We live in a world where the explanations of mainstream science are generally accepted by the masses, essentially diminishing the traditional Vedic concepts; however, what happens when science can’t explain certain phenomena? In a Vedic Renaissance, knowledge explains universal ideologies and guides individuals through a spiritual process, leading people to a personal and intimate experience of the Divine Intelligence. According to Bhagavad-Gita, this Vedic knowledge gives “the direct perception of oneself by realization, it is everlasting and joyfully performed.” It is through this reestablishment with the inner self that a more harmonious and balanced relationship and connection with the outer world is achieved.

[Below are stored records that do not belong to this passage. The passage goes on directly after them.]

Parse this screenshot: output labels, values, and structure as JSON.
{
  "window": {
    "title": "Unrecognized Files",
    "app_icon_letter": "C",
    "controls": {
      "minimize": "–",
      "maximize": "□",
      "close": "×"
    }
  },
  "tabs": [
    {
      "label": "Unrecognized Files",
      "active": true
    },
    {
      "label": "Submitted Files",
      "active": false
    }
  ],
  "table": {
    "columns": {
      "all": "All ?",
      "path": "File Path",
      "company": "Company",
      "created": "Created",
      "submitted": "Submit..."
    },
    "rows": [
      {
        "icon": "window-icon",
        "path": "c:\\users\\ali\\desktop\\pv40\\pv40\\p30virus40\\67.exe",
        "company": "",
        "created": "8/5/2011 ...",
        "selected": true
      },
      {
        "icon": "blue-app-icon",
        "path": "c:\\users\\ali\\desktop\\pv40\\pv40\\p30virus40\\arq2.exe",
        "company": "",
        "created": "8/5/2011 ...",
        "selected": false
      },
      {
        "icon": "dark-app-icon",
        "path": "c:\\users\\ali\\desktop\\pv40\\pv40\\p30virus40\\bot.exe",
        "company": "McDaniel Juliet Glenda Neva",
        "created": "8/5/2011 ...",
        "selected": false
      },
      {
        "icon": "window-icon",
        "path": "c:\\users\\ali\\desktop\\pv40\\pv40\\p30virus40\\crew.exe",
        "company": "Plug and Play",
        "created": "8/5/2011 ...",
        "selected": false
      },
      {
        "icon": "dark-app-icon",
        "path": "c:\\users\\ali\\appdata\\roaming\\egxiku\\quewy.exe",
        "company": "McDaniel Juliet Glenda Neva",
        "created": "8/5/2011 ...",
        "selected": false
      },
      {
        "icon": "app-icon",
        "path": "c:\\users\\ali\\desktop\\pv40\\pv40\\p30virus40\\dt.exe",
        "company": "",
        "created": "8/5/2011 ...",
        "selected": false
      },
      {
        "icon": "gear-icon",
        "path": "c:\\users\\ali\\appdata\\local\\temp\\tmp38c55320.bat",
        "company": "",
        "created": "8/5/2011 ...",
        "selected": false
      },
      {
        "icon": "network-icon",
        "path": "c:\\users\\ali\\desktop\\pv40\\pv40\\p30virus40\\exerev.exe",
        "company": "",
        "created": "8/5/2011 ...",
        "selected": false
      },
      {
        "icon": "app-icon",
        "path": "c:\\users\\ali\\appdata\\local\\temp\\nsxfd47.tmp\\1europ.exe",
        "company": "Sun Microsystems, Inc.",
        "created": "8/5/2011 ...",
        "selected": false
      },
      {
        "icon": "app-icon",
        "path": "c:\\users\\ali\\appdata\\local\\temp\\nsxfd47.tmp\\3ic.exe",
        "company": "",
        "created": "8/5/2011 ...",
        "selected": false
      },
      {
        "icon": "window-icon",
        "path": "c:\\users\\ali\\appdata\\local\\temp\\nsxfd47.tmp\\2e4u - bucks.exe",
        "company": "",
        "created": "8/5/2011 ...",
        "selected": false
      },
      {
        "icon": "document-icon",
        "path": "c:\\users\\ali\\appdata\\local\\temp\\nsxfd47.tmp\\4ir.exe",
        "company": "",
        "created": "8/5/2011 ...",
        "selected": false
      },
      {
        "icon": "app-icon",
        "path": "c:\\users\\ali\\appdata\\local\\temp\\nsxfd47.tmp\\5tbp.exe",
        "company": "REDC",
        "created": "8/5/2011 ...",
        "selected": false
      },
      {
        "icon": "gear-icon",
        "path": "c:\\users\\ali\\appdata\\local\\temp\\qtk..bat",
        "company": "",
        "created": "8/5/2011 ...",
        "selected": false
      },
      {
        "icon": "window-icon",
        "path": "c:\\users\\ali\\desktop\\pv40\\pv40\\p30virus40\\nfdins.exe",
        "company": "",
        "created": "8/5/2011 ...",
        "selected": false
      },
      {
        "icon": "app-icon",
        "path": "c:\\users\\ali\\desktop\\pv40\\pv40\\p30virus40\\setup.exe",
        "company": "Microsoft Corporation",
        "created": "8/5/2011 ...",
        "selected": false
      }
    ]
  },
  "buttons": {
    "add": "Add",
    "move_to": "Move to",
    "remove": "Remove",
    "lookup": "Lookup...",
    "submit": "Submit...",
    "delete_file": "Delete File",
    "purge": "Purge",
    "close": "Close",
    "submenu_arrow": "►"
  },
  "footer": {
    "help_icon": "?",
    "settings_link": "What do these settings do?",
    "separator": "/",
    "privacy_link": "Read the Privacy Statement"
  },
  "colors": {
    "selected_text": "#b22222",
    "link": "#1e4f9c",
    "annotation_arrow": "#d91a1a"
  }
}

During the intellectual enlightenments of the seventeenth and eighteenth centuries, the doors opened to a readiness for the acceptance of Vedic culture and a Vedic Renaissance. Many believed that, just as Greek culture had set the stage for the first Renaissance, the study of Sanskrit and the Vedas would be the catalyst for an invigorating second Vedic Renaissance. It was in this time that notable philosophers, including Voltaire, Ralph Waldo Emerson, Henry David Thoreau, Walt Whitman, and many more brought a fresh eye and keen interest in Vedic knowledge, blazing the trail for a Vedic Renaissance. Emerson once wrote about Gita, “I owed a magnificent day to the Bhagavad-Gita. It was the first of books; it was as if an empire spake to us, nothing small or unworthy, but large serene, consistent, the voice of an old intelligence.” Thoreau sang the praises of the Vedas when he stated “What extracts from the Vedas I have read fall on me like the light of a higher and purer luminary… In the morning I bathe my intellect in the stupendous and cosmogonal philosophy of the Bhagavad-Gita. The reader is nowhere raised into and sustained in a bigger, purer or rarer region of thought than in the Bhagavad-Gita.”
The positive responses and unbiased attitudes of some of the world’s more progressive and renowned intellectuals indicated the value of the Vedas, but their acceptance was not long lasting when British imperialism took hold in India. However, in today’s world, people are longing for spiritual fulfillment in a world where spiritual thought is either void as a result of scientific explanations dominating rational thought, or a monopoly of the world’s major religions infusing their viewpoints into modern society. In a Vedic Renaissance, the Vedas offer comprehensive knowledge of the self and of society and provide the stepping-stones for a life of fulfillment for the mind, body, and spirit.